→ Items from a data source:
┄┄┄┄┄┄┄┄┄┄

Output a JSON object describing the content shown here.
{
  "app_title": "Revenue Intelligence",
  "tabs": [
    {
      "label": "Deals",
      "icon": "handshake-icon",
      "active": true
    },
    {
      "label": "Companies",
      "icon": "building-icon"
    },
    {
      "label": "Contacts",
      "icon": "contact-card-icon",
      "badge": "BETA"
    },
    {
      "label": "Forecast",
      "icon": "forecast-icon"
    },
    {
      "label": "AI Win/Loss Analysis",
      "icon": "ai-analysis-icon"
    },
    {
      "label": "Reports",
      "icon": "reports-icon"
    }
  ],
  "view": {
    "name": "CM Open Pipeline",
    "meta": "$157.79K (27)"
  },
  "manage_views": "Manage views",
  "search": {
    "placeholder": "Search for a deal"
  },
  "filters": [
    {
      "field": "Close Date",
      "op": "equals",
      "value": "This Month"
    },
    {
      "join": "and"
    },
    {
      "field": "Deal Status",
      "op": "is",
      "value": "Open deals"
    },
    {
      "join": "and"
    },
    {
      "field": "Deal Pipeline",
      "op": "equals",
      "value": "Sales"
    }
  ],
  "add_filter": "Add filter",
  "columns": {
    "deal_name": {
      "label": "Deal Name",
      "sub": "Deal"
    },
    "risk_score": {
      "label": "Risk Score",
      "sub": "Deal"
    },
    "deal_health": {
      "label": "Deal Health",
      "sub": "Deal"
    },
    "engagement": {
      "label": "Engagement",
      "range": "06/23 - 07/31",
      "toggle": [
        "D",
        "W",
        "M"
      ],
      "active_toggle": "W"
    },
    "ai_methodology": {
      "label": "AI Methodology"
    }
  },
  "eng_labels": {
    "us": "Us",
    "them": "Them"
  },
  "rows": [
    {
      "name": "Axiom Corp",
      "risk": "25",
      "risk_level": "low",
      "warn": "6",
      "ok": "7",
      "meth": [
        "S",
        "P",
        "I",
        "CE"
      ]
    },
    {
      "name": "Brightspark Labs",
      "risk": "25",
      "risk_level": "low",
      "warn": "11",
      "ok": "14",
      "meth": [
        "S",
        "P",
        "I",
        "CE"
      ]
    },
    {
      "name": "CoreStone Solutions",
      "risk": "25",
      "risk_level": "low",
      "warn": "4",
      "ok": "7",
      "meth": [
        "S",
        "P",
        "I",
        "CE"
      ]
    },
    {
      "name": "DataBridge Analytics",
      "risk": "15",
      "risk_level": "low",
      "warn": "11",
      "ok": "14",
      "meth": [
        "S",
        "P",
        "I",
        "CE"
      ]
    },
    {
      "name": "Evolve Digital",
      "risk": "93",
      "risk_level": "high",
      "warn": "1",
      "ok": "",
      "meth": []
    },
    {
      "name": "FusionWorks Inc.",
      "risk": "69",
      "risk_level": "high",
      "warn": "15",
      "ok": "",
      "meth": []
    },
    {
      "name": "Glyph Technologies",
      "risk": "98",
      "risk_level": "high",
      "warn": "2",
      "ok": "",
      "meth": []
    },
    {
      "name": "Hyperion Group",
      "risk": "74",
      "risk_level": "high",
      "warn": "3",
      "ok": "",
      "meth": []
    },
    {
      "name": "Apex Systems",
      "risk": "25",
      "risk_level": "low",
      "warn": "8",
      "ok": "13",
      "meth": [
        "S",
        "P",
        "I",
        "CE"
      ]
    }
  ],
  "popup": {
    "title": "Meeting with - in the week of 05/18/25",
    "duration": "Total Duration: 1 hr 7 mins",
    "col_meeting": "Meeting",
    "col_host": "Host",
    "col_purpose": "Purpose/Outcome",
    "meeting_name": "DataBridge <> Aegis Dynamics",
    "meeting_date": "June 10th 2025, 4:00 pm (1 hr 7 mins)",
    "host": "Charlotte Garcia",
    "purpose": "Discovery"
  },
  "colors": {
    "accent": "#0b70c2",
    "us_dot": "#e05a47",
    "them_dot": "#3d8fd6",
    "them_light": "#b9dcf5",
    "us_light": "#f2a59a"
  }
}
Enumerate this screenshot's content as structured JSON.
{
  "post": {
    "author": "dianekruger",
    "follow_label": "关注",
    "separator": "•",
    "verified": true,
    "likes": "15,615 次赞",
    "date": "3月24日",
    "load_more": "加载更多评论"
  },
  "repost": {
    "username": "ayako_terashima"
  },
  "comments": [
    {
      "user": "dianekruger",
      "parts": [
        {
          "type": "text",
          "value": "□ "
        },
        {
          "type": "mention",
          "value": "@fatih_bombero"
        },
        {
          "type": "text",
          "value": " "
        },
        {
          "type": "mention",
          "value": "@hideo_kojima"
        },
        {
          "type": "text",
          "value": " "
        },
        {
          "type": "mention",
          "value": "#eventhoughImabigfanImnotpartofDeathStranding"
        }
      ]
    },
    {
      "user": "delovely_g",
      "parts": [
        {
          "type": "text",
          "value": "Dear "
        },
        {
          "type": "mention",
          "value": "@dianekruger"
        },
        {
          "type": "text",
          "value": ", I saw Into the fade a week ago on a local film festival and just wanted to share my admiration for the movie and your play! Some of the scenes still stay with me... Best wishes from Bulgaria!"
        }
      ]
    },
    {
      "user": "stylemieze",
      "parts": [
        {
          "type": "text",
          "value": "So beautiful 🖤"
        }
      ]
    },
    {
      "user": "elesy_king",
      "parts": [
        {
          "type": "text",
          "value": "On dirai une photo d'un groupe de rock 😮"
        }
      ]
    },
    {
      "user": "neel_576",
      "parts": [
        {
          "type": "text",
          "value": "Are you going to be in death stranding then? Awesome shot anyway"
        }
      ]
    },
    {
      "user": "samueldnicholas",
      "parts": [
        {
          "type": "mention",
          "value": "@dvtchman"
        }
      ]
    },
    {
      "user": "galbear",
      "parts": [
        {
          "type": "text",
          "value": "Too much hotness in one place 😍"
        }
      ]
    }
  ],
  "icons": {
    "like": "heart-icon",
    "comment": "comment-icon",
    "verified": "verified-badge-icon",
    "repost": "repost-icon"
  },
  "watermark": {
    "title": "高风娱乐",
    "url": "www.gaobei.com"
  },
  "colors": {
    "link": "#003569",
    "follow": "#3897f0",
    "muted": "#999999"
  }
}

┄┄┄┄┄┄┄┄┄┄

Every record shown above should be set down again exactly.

→ EXPECTED ANSWER:
Output a JSON object describing the content shown here.
{
  "app_title": "Revenue Intelligence",
  "tabs": [
    {
      "label": "Deals",
      "icon": "handshake-icon",
      "active": true
    },
    {
      "label": "Companies",
      "icon": "building-icon"
    },
    {
      "label": "Contacts",
      "icon": "contact-card-icon",
      "badge": "BETA"
    },
    {
      "label": "Forecast",
      "icon": "forecast-icon"
    },
    {
      "label": "AI Win/Loss Analysis",
      "icon": "ai-analysis-icon"
    },
    {
      "label": "Reports",
      "icon": "reports-icon"
    }
  ],
  "view": {
    "name": "CM Open Pipeline",
    "meta": "$157.79K (27)"
  },
  "manage_views": "Manage views",
  "search": {
    "placeholder": "Search for a deal"
  },
  "filters": [
    {
      "field": "Close Date",
      "op": "equals",
      "value": "This Month"
    },
    {
      "join": "and"
    },
    {
      "field": "Deal Status",
      "op": "is",
      "value": "Open deals"
    },
    {
      "join": "and"
    },
    {
      "field": "Deal Pipeline",
      "op": "equals",
      "value": "Sales"
    }
  ],
  "add_filter": "Add filter",
  "columns": {
    "deal_name": {
      "label": "Deal Name",
      "sub": "Deal"
    },
    "risk_score": {
      "label": "Risk Score",
      "sub": "Deal"
    },
    "deal_health": {
      "label": "Deal Health",
      "sub": "Deal"
    },
    "engagement": {
      "label": "Engagement",
      "range": "06/23 - 07/31",
      "toggle": [
        "D",
        "W",
        "M"
      ],
      "active_toggle": "W"
    },
    "ai_methodology": {
      "label": "AI Methodology"
    }
  },
  "eng_labels": {
    "us": "Us",
    "them": "Them"
  },
  "rows": [
    {
      "name": "Axiom Corp",
      "risk": "25",
      "risk_level": "low",
      "warn": "6",
      "ok": "7",
      "meth": [
        "S",
        "P",
        "I",
        "CE"
      ]
    },
    {
      "name": "Brightspark Labs",
      "risk": "25",
      "risk_level": "low",
      "warn": "11",
      "ok": "14",
      "meth": [
        "S",
        "P",
        "I",
        "CE"
      ]
    },
    {
      "name": "CoreStone Solutions",
      "risk": "25",
      "risk_level": "low",
      "warn": "4",
      "ok": "7",
      "meth": [
        "S",
        "P",
        "I",
        "CE"
      ]
    },
    {
      "name": "DataBridge Analytics",
      "risk": "15",
      "risk_level": "low",
      "warn": "11",
      "ok": "14",
      "meth": [
        "S",
        "P",
        "I",
        "CE"
      ]
    },
    {
      "name": "Evolve Digital",
      "risk": "93",
      "risk_level": "high",
      "warn": "1",
      "ok": "",
      "meth": []
    },
    {
      "name": "FusionWorks Inc.",
      "risk": "69",
      "risk_level": "high",
      "warn": "15",
      "ok": "",
      "meth": []
    },
    {
      "name": "Glyph Technologies",
      "risk": "98",
      "risk_level": "high",
      "warn": "2",
      "ok": "",
      "meth": []
    },
    {
      "name": "Hyperion Group",
      "risk": "74",
      "risk_level": "high",
      "warn": "3",
      "ok": "",
      "meth": []
    },
    {
      "name": "Apex Systems",
      "risk": "25",
      "risk_level": "low",
      "warn": "8",
      "ok": "13",
      "meth": [
        "S",
        "P",
        "I",
        "CE"
      ]
    }
  ],
  "popup": {
    "title": "Meeting with - in the week of 05/18/25",
    "duration": "Total Duration: 1 hr 7 mins",
    "col_meeting": "Meeting",
    "col_host": "Host",
    "col_purpose": "Purpose/Outcome",
    "meeting_name": "DataBridge <> Aegis Dynamics",
    "meeting_date": "June 10th 2025, 4:00 pm (1 hr 7 mins)",
    "host": "Charlotte Garcia",
    "purpose": "Discovery"
  },
  "colors": {
    "accent": "#0b70c2",
    "us_dot": "#e05a47",
    "them_dot": "#3d8fd6",
    "them_light": "#b9dcf5",
    "us_light": "#f2a59a"
  }
}
Enumerate this screenshot's content as structured JSON.
{
  "post": {
    "author": "dianekruger",
    "follow_label": "关注",
    "separator": "•",
    "verified": true,
    "likes": "15,615 次赞",
    "date": "3月24日",
    "load_more": "加载更多评论"
  },
  "repost": {
    "username": "ayako_terashima"
  },
  "comments": [
    {
      "user": "dianekruger",
      "parts": [
        {
          "type": "text",
          "value": "□ "
        },
        {
          "type": "mention",
          "value": "@fatih_bombero"
        },
        {
          "type": "text",
          "value": " "
        },
        {
          "type": "mention",
          "value": "@hideo_kojima"
        },
        {
          "type": "text",
          "value": " "
        },
        {
          "type": "mention",
          "value": "#eventhoughImabigfanImnotpartofDeathStranding"
        }
      ]
    },
    {
      "user": "delovely_g",
      "parts": [
        {
          "type": "text",
          "value": "Dear "
        },
        {
          "type": "mention",
          "value": "@dianekruger"
        },
        {
          "type": "text",
          "value": ", I saw Into the fade a week ago on a local film festival and just wanted to share my admiration for the movie and your play! Some of the scenes still stay with me... Best wishes from Bulgaria!"
        }
      ]
    },
    {
      "user": "stylemieze",
      "parts": [
        {
          "type": "text",
          "value": "So beautiful 🖤"
        }
      ]
    },
    {
      "user": "elesy_king",
      "parts": [
        {
          "type": "text",
          "value": "On dirai une photo d'un groupe de rock 😮"
        }
      ]
    },
    {
      "user": "neel_576",
      "parts": [
        {
          "type": "text",
          "value": "Are you going to be in death stranding then? Awesome shot anyway"
        }
      ]
    },
    {
      "user": "samueldnicholas",
      "parts": [
        {
          "type": "mention",
          "value": "@dvtchman"
        }
      ]
    },
    {
      "user": "galbear",
      "parts": [
        {
          "type": "text",
          "value": "Too much hotness in one place 😍"
        }
      ]
    }
  ],
  "icons": {
    "like": "heart-icon",
    "comment": "comment-icon",
    "verified": "verified-badge-icon",
    "repost": "repost-icon"
  },
  "watermark": {
    "title": "高风娱乐",
    "url": "www.gaobei.com"
  },
  "colors": {
    "link": "#003569",
    "follow": "#3897f0",
    "muted": "#999999"
  }
}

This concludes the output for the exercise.